That palangi couple were Lieutenant-Colonels Jenny and Rod Carey, who moved to Samoa in February this year to start the Army’s work there. They swapped phone numbers and Rod
later rang Lolagi to touch base. Rod invited him to the first church service six weeks later: ‘He said he would come and that he had a surprise for us,’ recalls Rod.

When Lolagi turned up at the service he had his new wife Sanna with him. They had married a few weeks after meeting the Careys in the shop.

‘I began to build a relationship with them [Rod and Jenny] and I’m so glad The Salvation Army is here,’ says Lolagi, with a big smile on his face.

Lolagi and Sanna have made The Salvation Army their church and are both active in the life of the corps.

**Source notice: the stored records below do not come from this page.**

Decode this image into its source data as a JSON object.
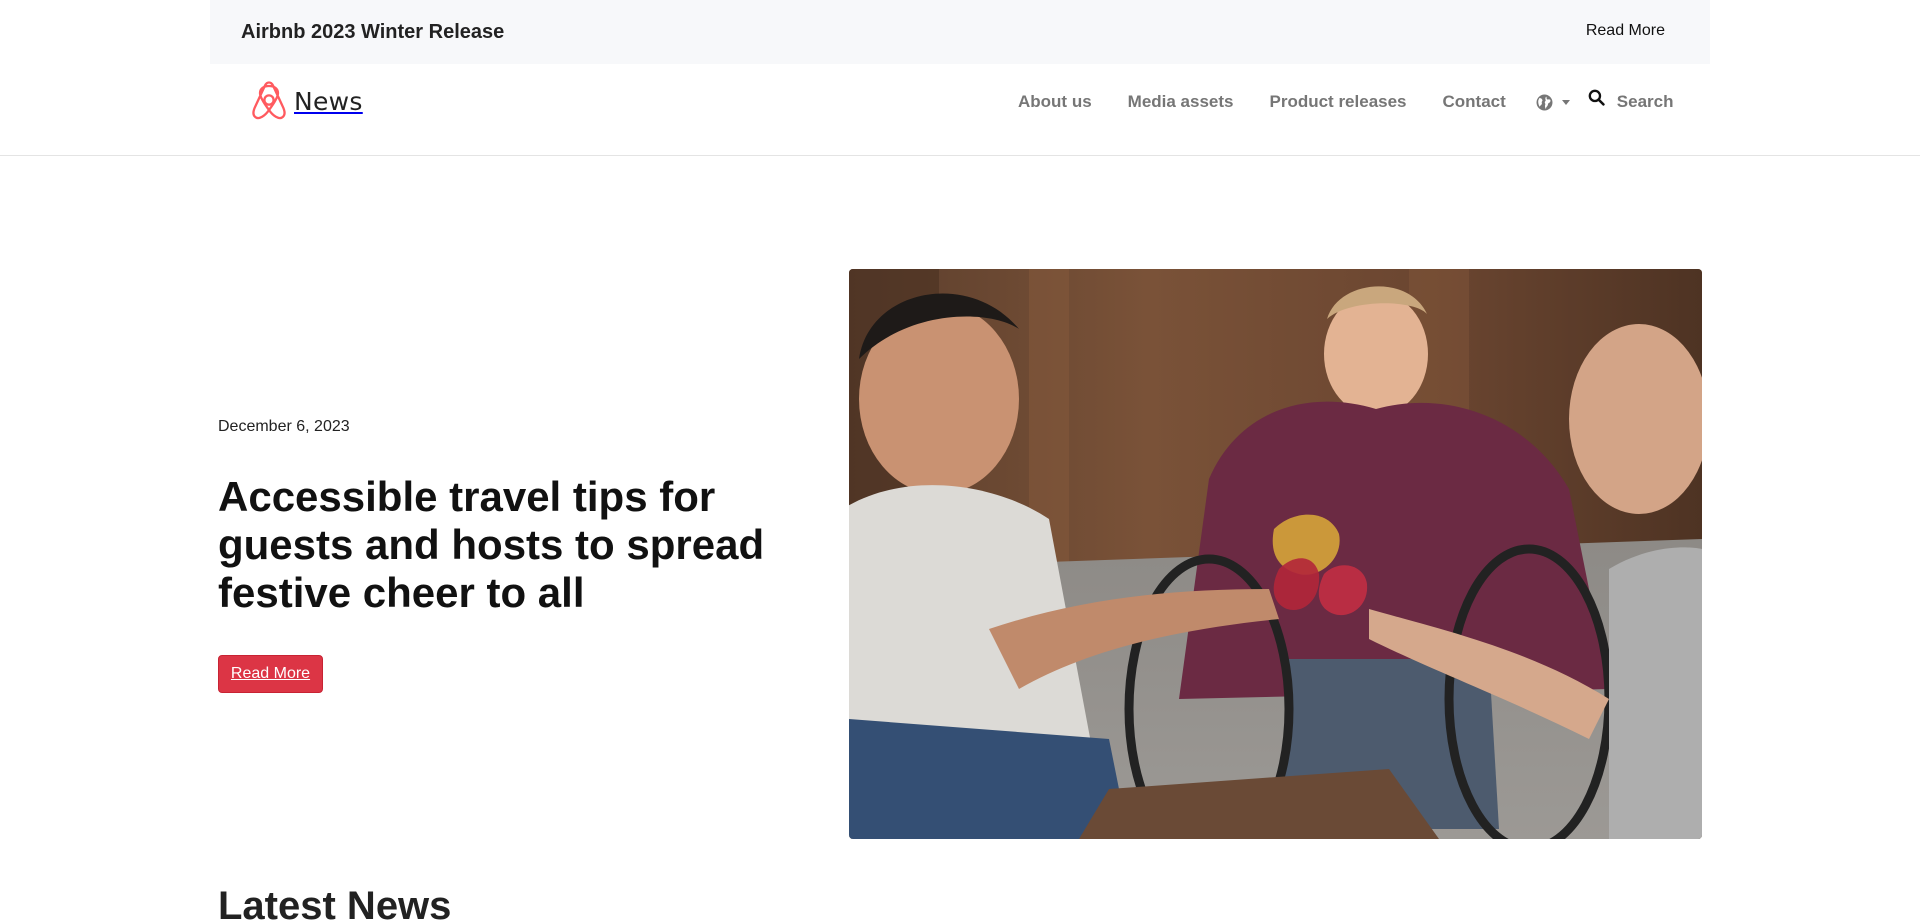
{
  "banner": {
    "title": "Airbnb 2023 Winter Release",
    "link_label": "Read More"
  },
  "brand": {
    "logo_icon": "airbnb-belo-logo",
    "name": "News",
    "accent_color": "#ff5a5f"
  },
  "nav": {
    "items": [
      {
        "label": "About us"
      },
      {
        "label": "Media assets"
      },
      {
        "label": "Product releases"
      },
      {
        "label": "Contact"
      }
    ],
    "language_icon": "globe-icon",
    "search_icon": "search-icon",
    "search_label": "Search"
  },
  "hero": {
    "date": "December 6, 2023",
    "title": "Accessible travel tips for guests and hosts to spread festive cheer to all",
    "button_label": "Read More",
    "button_color": "#dc3545",
    "image_subject": "three friends toasting with glasses, one using a wheelchair"
  },
  "latest": {
    "heading": "Latest News"
  }
}
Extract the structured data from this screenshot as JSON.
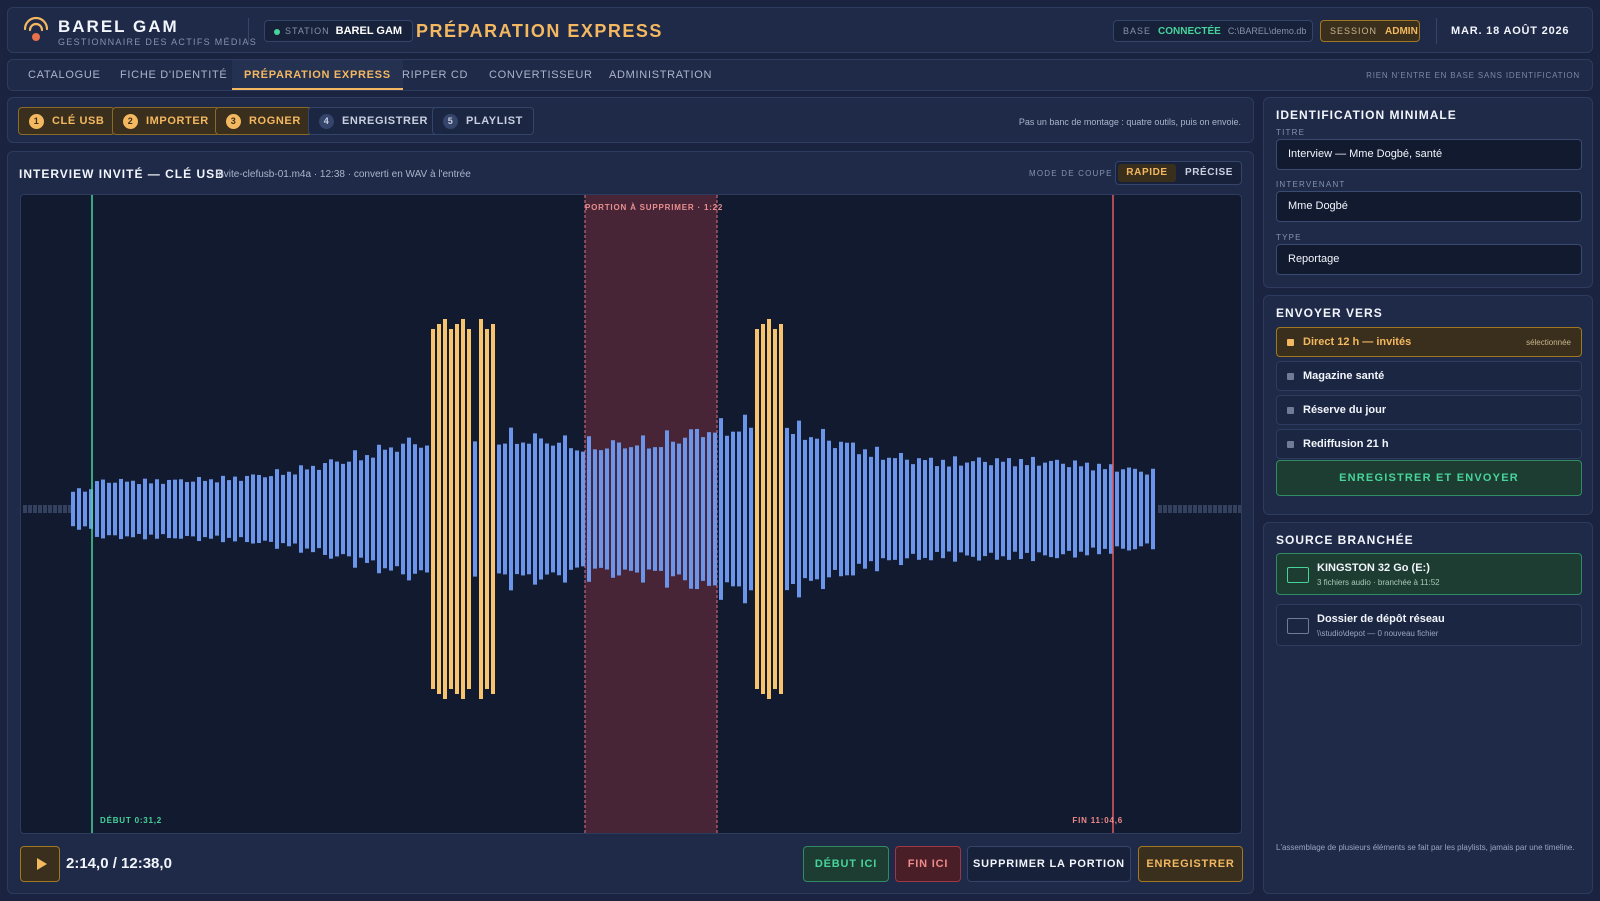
{
  "header": {
    "brand_name": "BAREL GAM",
    "brand_subtitle": "GESTIONNAIRE DES ACTIFS MÉDIAS",
    "station_label": "STATION",
    "station_value": "BAREL GAM",
    "page_title": "PRÉPARATION EXPRESS",
    "base_label": "BASE",
    "base_status": "CONNECTÉE",
    "base_path": "C:\\BAREL\\demo.db",
    "session_label": "SESSION",
    "session_value": "ADMIN",
    "date": "MAR. 18 AOÛT 2026"
  },
  "nav": {
    "tabs": [
      {
        "label": "CATALOGUE",
        "active": false
      },
      {
        "label": "FICHE D'IDENTITÉ",
        "active": false
      },
      {
        "label": "PRÉPARATION EXPRESS",
        "active": true
      },
      {
        "label": "RIPPER CD",
        "active": false
      },
      {
        "label": "CONVERTISSEUR",
        "active": false
      },
      {
        "label": "ADMINISTRATION",
        "active": false
      }
    ],
    "note": "RIEN N'ENTRE EN BASE SANS IDENTIFICATION"
  },
  "steps": {
    "items": [
      {
        "num": "1",
        "label": "CLÉ USB",
        "done": true
      },
      {
        "num": "2",
        "label": "IMPORTER",
        "done": true
      },
      {
        "num": "3",
        "label": "ROGNER",
        "done": true
      },
      {
        "num": "4",
        "label": "ENREGISTRER",
        "done": false
      },
      {
        "num": "5",
        "label": "PLAYLIST",
        "done": false
      }
    ],
    "note": "Pas un banc de montage : quatre outils, puis on envoie."
  },
  "editor": {
    "clip_title": "INTERVIEW INVITÉ — CLÉ USB",
    "clip_meta": "invite-clefusb-01.m4a · 12:38 · converti en WAV à l'entrée",
    "cut_mode_label": "MODE DE COUPE",
    "cut_mode_options": [
      "RAPIDE",
      "PRÉCISE"
    ],
    "cut_mode_selected": "RAPIDE",
    "cut_region_label": "PORTION À SUPPRIMER · 1:22",
    "start_marker_label": "DÉBUT 0:31,2",
    "end_marker_label": "FIN 11:04,6",
    "time_readout": "2:14,0 / 12:38,0",
    "buttons": {
      "start_here": "DÉBUT ICI",
      "end_here": "FIN ICI",
      "delete_portion": "SUPPRIMER LA PORTION",
      "save": "ENREGISTRER"
    },
    "colors": {
      "wave": "#6b95ea",
      "wave_highlight": "#f7c46c",
      "start_marker": "#46d49a",
      "end_marker": "#e05a63",
      "cut_region": "#5a2a3a"
    }
  },
  "identification": {
    "title": "IDENTIFICATION MINIMALE",
    "fields": [
      {
        "label": "TITRE",
        "value": "Interview — Mme Dogbé, santé"
      },
      {
        "label": "INTERVENANT",
        "value": "Mme Dogbé"
      },
      {
        "label": "TYPE",
        "value": "Reportage"
      }
    ]
  },
  "destination": {
    "title": "ENVOYER VERS",
    "items": [
      {
        "label": "Direct 12 h — invités",
        "selected": true,
        "tag": "sélectionnée"
      },
      {
        "label": "Magazine santé",
        "selected": false,
        "tag": ""
      },
      {
        "label": "Réserve du jour",
        "selected": false,
        "tag": ""
      },
      {
        "label": "Rediffusion 21 h",
        "selected": false,
        "tag": ""
      }
    ],
    "send_button": "ENREGISTRER ET ENVOYER"
  },
  "source": {
    "title": "SOURCE BRANCHÉE",
    "items": [
      {
        "name": "KINGSTON 32 Go (E:)",
        "detail": "3 fichiers audio · branchée à 11:52",
        "active": true
      },
      {
        "name": "Dossier de dépôt réseau",
        "detail": "\\\\studio\\depot — 0 nouveau fichier",
        "active": false
      }
    ],
    "footnote": "L'assemblage de plusieurs éléments se fait par les playlists, jamais par une timeline."
  }
}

‘Lolagi lives up to his testimony by serving the morning tea and cleaning up the church, and Sanna helps serving and sings in the music team,’ says Rod. He shared his testimony at the
church service as part of the opening weekend celebrations in August. ‘Now my heart is about serving everyone, everyone!’ sums up Lolagi. ‘So if you need me to wash your feet, let me know and I will come and wash your feet.’

Get to Know Samoa

In August, The Salvation Army officially launched in Samoa. Here’s some fun facts about the latest country to join our territory.

  • Samoa is an archipelago—which means a string of islands—made up of 10 islands. There are two main ones, and its population is around 250,000.
  • The largest island is Savai‘i, and at its centre is the volcanoMountSilisili.
  • According to legend, Samoa is known as the ‘Cradle of Polynesia’ because Savai‘i Island is said to be Hawaiki, the Polynesian homeland.
  • Samoa has its own ancient pyramid. The Pulemelei Mound, or Star Pyramid, is thought to have been constructed between 1100–1400 AD.
  • Apia is the capital and the largest city of Samoa, with a population of 37,708.
  • Samoa is located approximately midway between the islands of Hawaii and New Zealand.
  • Most of the Samoan Islands are very colourful. Mountain slopes dip into fertile valleys. Rich forests and flat lands slope gently toward the sea.
  • Samoa gained its independence from New Zealand in 1962, becoming the fi rst Pacific Island to gain independence.
  • In Samoa, young men are traditionally in charge of the food—including the gathering and the cooking.
  • Samoans are known throughout Polynesia as the ‘happy people’ because of their enjoyment of life and their good-natured personalities.
  • There are 16 types of coconut trees in Samoa, and 20 different kinds of breadfruit trees.
  • The only native mammal is the flying fox.

By Shar Davis (c) (c) 'War Cry' magazine, 22 September 2018, p6-9 - You can read 'War Cry' at your nearest Salvation Army church or centre, or subscribe through Salvationist Resources.